Should an entry contain an image, leave the image out and repeat the entry's text exactly.

_Data records for software interfaces_.
- - -

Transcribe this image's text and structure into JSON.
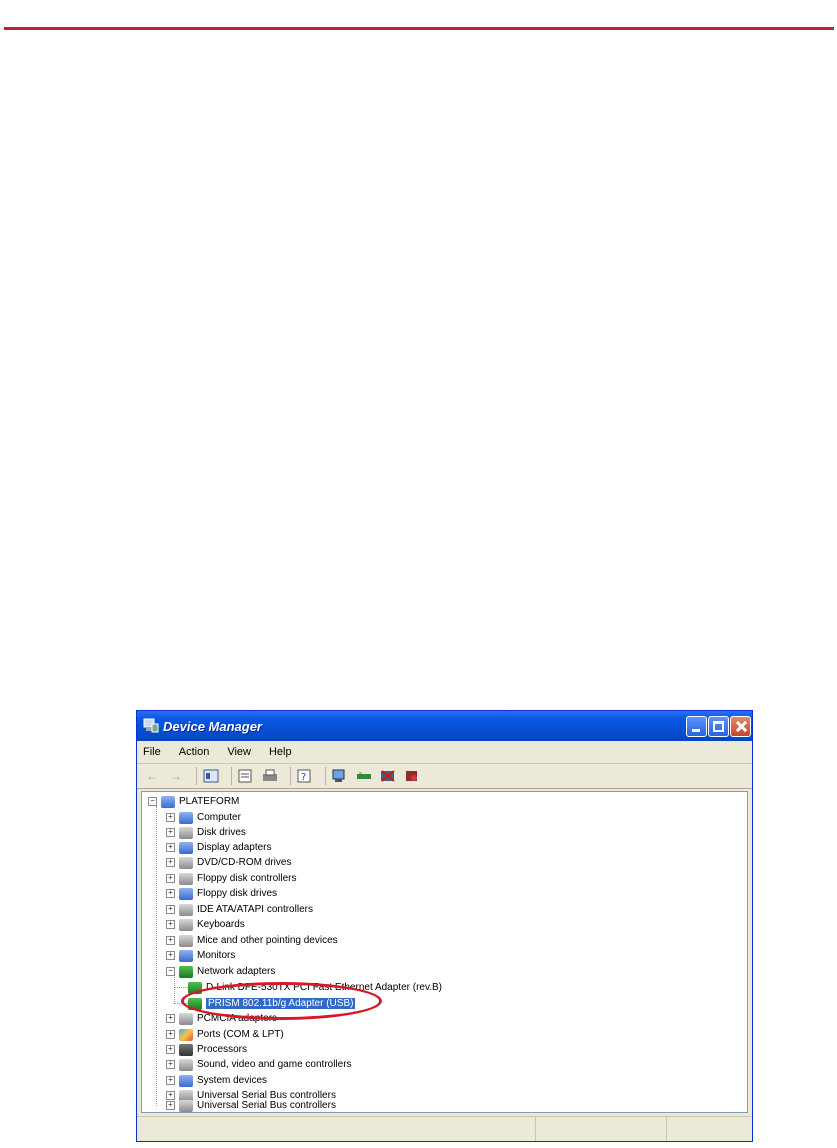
{
  "window": {
    "title": "Device Manager",
    "menu": [
      "File",
      "Action",
      "View",
      "Help"
    ]
  },
  "tree": {
    "root": "PLATEFORM",
    "items": [
      {
        "label": "Computer",
        "icon": "computer-icon",
        "expanded": false
      },
      {
        "label": "Disk drives",
        "icon": "disk-drive-icon",
        "expanded": false
      },
      {
        "label": "Display adapters",
        "icon": "display-adapter-icon",
        "expanded": false
      },
      {
        "label": "DVD/CD-ROM drives",
        "icon": "cdrom-icon",
        "expanded": false
      },
      {
        "label": "Floppy disk controllers",
        "icon": "floppy-controller-icon",
        "expanded": false
      },
      {
        "label": "Floppy disk drives",
        "icon": "floppy-drive-icon",
        "expanded": false
      },
      {
        "label": "IDE ATA/ATAPI controllers",
        "icon": "ide-controller-icon",
        "expanded": false
      },
      {
        "label": "Keyboards",
        "icon": "keyboard-icon",
        "expanded": false
      },
      {
        "label": "Mice and other pointing devices",
        "icon": "mouse-icon",
        "expanded": false
      },
      {
        "label": "Monitors",
        "icon": "monitor-icon",
        "expanded": false
      },
      {
        "label": "Network adapters",
        "icon": "network-adapter-icon",
        "expanded": true
      },
      {
        "label": "D-Link DFE-530TX PCI Fast Ethernet Adapter (rev.B)",
        "icon": "network-card-icon",
        "child": true
      },
      {
        "label": "PRISM 802.11b/g Adapter (USB)",
        "icon": "network-card-icon",
        "child": true,
        "selected": true
      },
      {
        "label": "PCMCIA adapters",
        "icon": "pcmcia-icon",
        "expanded": false
      },
      {
        "label": "Ports (COM & LPT)",
        "icon": "port-icon",
        "expanded": false
      },
      {
        "label": "Processors",
        "icon": "processor-icon",
        "expanded": false
      },
      {
        "label": "Sound, video and game controllers",
        "icon": "sound-icon",
        "expanded": false
      },
      {
        "label": "System devices",
        "icon": "system-device-icon",
        "expanded": false
      },
      {
        "label": "Universal Serial Bus controllers",
        "icon": "usb-icon",
        "expanded": false
      },
      {
        "label": "Universal Serial Bus controllers",
        "icon": "usb-icon",
        "expanded": false
      }
    ]
  },
  "colors": {
    "rule": "#c0202a",
    "highlight": "#d41a2a",
    "selection": "#316ac5"
  }
}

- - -

_Final answer_.
Transcribe this image's text and structure into JSON.
{
  "window": {
    "title": "Device Manager",
    "menu": [
      "File",
      "Action",
      "View",
      "Help"
    ]
  },
  "tree": {
    "root": "PLATEFORM",
    "items": [
      {
        "label": "Computer",
        "icon": "computer-icon",
        "expanded": false
      },
      {
        "label": "Disk drives",
        "icon": "disk-drive-icon",
        "expanded": false
      },
      {
        "label": "Display adapters",
        "icon": "display-adapter-icon",
        "expanded": false
      },
      {
        "label": "DVD/CD-ROM drives",
        "icon": "cdrom-icon",
        "expanded": false
      },
      {
        "label": "Floppy disk controllers",
        "icon": "floppy-controller-icon",
        "expanded": false
      },
      {
        "label": "Floppy disk drives",
        "icon": "floppy-drive-icon",
        "expanded": false
      },
      {
        "label": "IDE ATA/ATAPI controllers",
        "icon": "ide-controller-icon",
        "expanded": false
      },
      {
        "label": "Keyboards",
        "icon": "keyboard-icon",
        "expanded": false
      },
      {
        "label": "Mice and other pointing devices",
        "icon": "mouse-icon",
        "expanded": false
      },
      {
        "label": "Monitors",
        "icon": "monitor-icon",
        "expanded": false
      },
      {
        "label": "Network adapters",
        "icon": "network-adapter-icon",
        "expanded": true
      },
      {
        "label": "D-Link DFE-530TX PCI Fast Ethernet Adapter (rev.B)",
        "icon": "network-card-icon",
        "child": true
      },
      {
        "label": "PRISM 802.11b/g Adapter (USB)",
        "icon": "network-card-icon",
        "child": true,
        "selected": true
      },
      {
        "label": "PCMCIA adapters",
        "icon": "pcmcia-icon",
        "expanded": false
      },
      {
        "label": "Ports (COM & LPT)",
        "icon": "port-icon",
        "expanded": false
      },
      {
        "label": "Processors",
        "icon": "processor-icon",
        "expanded": false
      },
      {
        "label": "Sound, video and game controllers",
        "icon": "sound-icon",
        "expanded": false
      },
      {
        "label": "System devices",
        "icon": "system-device-icon",
        "expanded": false
      },
      {
        "label": "Universal Serial Bus controllers",
        "icon": "usb-icon",
        "expanded": false
      },
      {
        "label": "Universal Serial Bus controllers",
        "icon": "usb-icon",
        "expanded": false
      }
    ]
  },
  "colors": {
    "rule": "#c0202a",
    "highlight": "#d41a2a",
    "selection": "#316ac5"
  }
}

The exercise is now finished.